Sending a message

HOUGHTON – Well over 100 Michigan Technological University students gathered Wednesday to learn how to change cultures that permit rape and sexual assault against women.

The evening began with a speech by Russ Funk, a nationally known activist dedicated to helping men combat sexual violence, and continued with a Take Back the Night candlelight vigil and walk through campus, where students showed their solidarity for the cause.

Hopefully, according to Funk, the event – and the leadership of those in attendance – will make Tech’s campus safer.

Students could make a difference, he said, by showing that “at Tech, rape and sexual assault are not tolerated. Another thing is to work with younger folks.”

“Everyone believes rape has no place on a campus like Tech,” he added, noting that “rape is not inevitable. Domestic violence is not inevitable. Nobody is born a rapist. It’s a choice that someone makes.”

But despite many good intentions, nearly one in three women and one in seven men nationwide are victims of rape or dating violence during the course of a college career.

That didn’t surprise a handful of female students at the event, who said they’d all known someone who’d been a victim.

Madison Ziems said men at Tech were generally respectful compared to their counterparts at other schools, but believes there is still a sexual abuse problem on campus.

“As long as it happens, it’s a problem,” she said.

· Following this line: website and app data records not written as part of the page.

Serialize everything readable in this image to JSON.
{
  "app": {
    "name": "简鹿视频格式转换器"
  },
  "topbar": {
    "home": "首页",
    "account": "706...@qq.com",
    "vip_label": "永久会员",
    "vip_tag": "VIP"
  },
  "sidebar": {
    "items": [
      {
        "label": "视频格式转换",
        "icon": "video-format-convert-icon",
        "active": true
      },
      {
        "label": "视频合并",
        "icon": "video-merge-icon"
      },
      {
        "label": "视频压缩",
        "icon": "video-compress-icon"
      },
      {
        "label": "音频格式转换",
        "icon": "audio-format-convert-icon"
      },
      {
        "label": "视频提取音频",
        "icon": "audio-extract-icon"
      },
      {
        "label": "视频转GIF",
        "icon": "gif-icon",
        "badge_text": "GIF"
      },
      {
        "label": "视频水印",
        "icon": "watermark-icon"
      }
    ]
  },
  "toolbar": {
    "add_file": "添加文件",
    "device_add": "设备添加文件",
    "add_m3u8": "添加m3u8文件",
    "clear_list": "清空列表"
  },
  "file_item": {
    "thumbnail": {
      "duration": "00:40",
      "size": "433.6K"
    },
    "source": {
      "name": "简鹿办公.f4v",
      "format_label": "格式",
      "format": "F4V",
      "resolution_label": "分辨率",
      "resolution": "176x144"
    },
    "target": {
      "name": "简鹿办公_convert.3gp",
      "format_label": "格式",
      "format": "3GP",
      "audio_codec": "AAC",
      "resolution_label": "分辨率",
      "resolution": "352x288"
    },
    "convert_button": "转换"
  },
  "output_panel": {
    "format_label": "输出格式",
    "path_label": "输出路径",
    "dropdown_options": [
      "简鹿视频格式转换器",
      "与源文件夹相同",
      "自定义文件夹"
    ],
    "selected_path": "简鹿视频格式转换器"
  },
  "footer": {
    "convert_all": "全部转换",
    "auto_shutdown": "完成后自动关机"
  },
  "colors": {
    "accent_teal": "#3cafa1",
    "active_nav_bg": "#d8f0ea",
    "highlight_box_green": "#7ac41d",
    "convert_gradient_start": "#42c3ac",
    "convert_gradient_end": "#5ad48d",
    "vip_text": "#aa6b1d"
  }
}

Many of the students in attendance were members of Tech’s Reserve Officer Training Corps. Army ROTC student Matthew McLaughlin acknowledged the military has had some past issues with sexual abuse, but said events like Wednesday’s, along with classwork emphasizing respect and sexual equity, would help build a safer and more equitable military.

“We’re going to be the leaders, and this kind of thing is going to shape the way the Army is for the next few years,” McLaughlin said.

Fellow Army ROTC cadet Alec Bigalke said the event helped him realize that choosing to stand up against abuse and disrespectful language, as well as actual acts of violence, was the most powerful way to affect change.

“Everybody individually has to stand up. If one stands up, more will follow,” Bigalke said.

Disrespect of women, even in all-male situations, is the beginning of the path that leads to sexual violence, Funk explained in his speech. That begins at a young age, he said, when little boys are told to “stop acting like a girl.”

“Being a girl should not be a putdown. It should be a compliment,” he said.

Funk said that later in life, locker room talk and other situations where men might put women down contribute to assumptions that violence might be acceptable.

“The moment we start thinking it’s OK to disrespect women is the moment it makes it possible to rape,” he said.

Confronting this disrespect can be hard for a guy, who could face social retaliation, he admitted, turning to an example where he wished he’d been more assertive. Also, it’s unlikely you’ll change the mind of the person spouting the disrespectful language, he said. But what you might do, he said, “change the mind of every man in that locker room.”

Also, he added, if you do stand up for what’s right, you’re likely to get more support from fellow men than expected.

Funk said rape and sexual violence, unlike other crimes, tend to locate the shame around the crime’s victims, rather than the perpetrator. That’s why events like Wednesday’s are so important, he said.

“The Take Back the Night movement is here to take away the shame and the threats,” he said.

Wednesday’s event was sponsored by Tech’s Office of Academic and Community Conduct, Tech’s Outdoor Adventure and Wellness Program, and the Barbara Kettle Gundlach Shelter Home.